> _Entries supplied_
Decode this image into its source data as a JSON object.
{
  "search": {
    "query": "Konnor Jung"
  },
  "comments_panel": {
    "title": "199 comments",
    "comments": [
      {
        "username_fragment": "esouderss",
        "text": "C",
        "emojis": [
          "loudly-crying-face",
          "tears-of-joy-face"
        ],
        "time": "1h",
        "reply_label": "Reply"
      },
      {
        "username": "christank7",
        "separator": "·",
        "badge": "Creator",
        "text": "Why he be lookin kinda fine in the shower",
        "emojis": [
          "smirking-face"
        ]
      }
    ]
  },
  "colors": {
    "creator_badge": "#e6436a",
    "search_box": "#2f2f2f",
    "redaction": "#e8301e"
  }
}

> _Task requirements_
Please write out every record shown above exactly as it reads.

> _Task result_
Decode this image into its source data as a JSON object.
{
  "search": {
    "query": "Konnor Jung"
  },
  "comments_panel": {
    "title": "199 comments",
    "comments": [
      {
        "username_fragment": "esouderss",
        "text": "C",
        "emojis": [
          "loudly-crying-face",
          "tears-of-joy-face"
        ],
        "time": "1h",
        "reply_label": "Reply"
      },
      {
        "username": "christank7",
        "separator": "·",
        "badge": "Creator",
        "text": "Why he be lookin kinda fine in the shower",
        "emojis": [
          "smirking-face"
        ]
      }
    ]
  },
  "colors": {
    "creator_badge": "#e6436a",
    "search_box": "#2f2f2f",
    "redaction": "#e8301e"
  }
}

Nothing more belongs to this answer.